--- Website and app data records ---
■ ■ ■

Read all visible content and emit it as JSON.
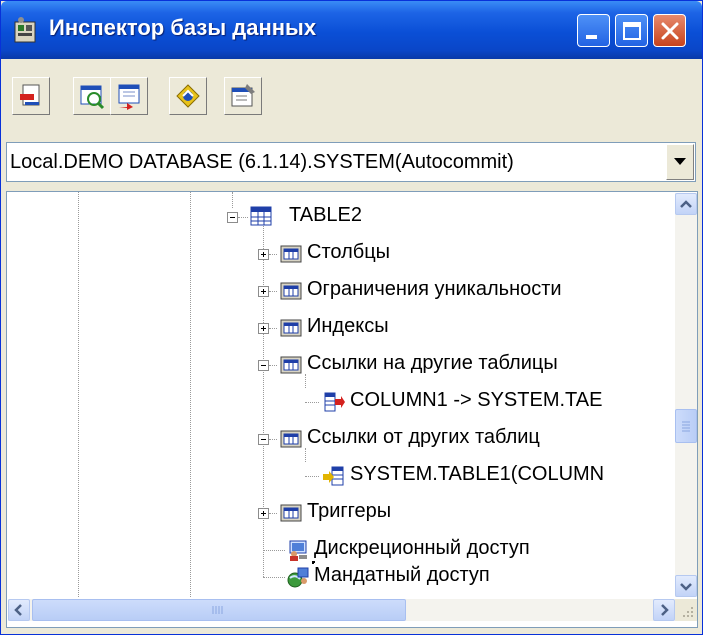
{
  "window": {
    "title": "Инспектор базы данных"
  },
  "connection": {
    "selected": "Local.DEMO DATABASE (6.1.14).SYSTEM(Autocommit)"
  },
  "toolbar": {
    "tools": [
      "refresh-icon",
      "table-filter-icon",
      "table-arrow-icon",
      "sync-icon",
      "properties-icon"
    ]
  },
  "tree": {
    "nodes": [
      {
        "label": "TABLE2",
        "icon": "table-icon",
        "expander": "minus"
      },
      {
        "label": "Столбцы",
        "icon": "folder-icon",
        "expander": "plus"
      },
      {
        "label": "Ограничения уникальности",
        "icon": "folder-icon",
        "expander": "plus"
      },
      {
        "label": "Индексы",
        "icon": "folder-icon",
        "expander": "plus"
      },
      {
        "label": "Ссылки на другие таблицы",
        "icon": "folder-icon",
        "expander": "minus"
      },
      {
        "label": "COLUMN1 -> SYSTEM.TAE",
        "icon": "foreign-key-icon",
        "expander": "none"
      },
      {
        "label": "Ссылки от других таблиц",
        "icon": "folder-icon",
        "expander": "minus"
      },
      {
        "label": "SYSTEM.TABLE1(COLUMN",
        "icon": "reference-icon",
        "expander": "none"
      },
      {
        "label": "Триггеры",
        "icon": "folder-icon",
        "expander": "plus"
      },
      {
        "label": "Дискреционный доступ",
        "icon": "discretionary-access-icon",
        "expander": "none"
      },
      {
        "label": "Мандатный доступ",
        "icon": "mandatory-access-icon",
        "expander": "none"
      }
    ]
  },
  "colors": {
    "titlebar": "#0a4fd6",
    "close": "#c8431c",
    "scrollbar": "#c2d3f7"
  }
}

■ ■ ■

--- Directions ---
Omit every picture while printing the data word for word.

--- Solution ---
Read all visible content and emit it as JSON.
{
  "window": {
    "title": "Инспектор базы данных"
  },
  "connection": {
    "selected": "Local.DEMO DATABASE (6.1.14).SYSTEM(Autocommit)"
  },
  "toolbar": {
    "tools": [
      "refresh-icon",
      "table-filter-icon",
      "table-arrow-icon",
      "sync-icon",
      "properties-icon"
    ]
  },
  "tree": {
    "nodes": [
      {
        "label": "TABLE2",
        "icon": "table-icon",
        "expander": "minus"
      },
      {
        "label": "Столбцы",
        "icon": "folder-icon",
        "expander": "plus"
      },
      {
        "label": "Ограничения уникальности",
        "icon": "folder-icon",
        "expander": "plus"
      },
      {
        "label": "Индексы",
        "icon": "folder-icon",
        "expander": "plus"
      },
      {
        "label": "Ссылки на другие таблицы",
        "icon": "folder-icon",
        "expander": "minus"
      },
      {
        "label": "COLUMN1 -> SYSTEM.TAE",
        "icon": "foreign-key-icon",
        "expander": "none"
      },
      {
        "label": "Ссылки от других таблиц",
        "icon": "folder-icon",
        "expander": "minus"
      },
      {
        "label": "SYSTEM.TABLE1(COLUMN",
        "icon": "reference-icon",
        "expander": "none"
      },
      {
        "label": "Триггеры",
        "icon": "folder-icon",
        "expander": "plus"
      },
      {
        "label": "Дискреционный доступ",
        "icon": "discretionary-access-icon",
        "expander": "none"
      },
      {
        "label": "Мандатный доступ",
        "icon": "mandatory-access-icon",
        "expander": "none"
      }
    ]
  },
  "colors": {
    "titlebar": "#0a4fd6",
    "close": "#c8431c",
    "scrollbar": "#c2d3f7"
  }
}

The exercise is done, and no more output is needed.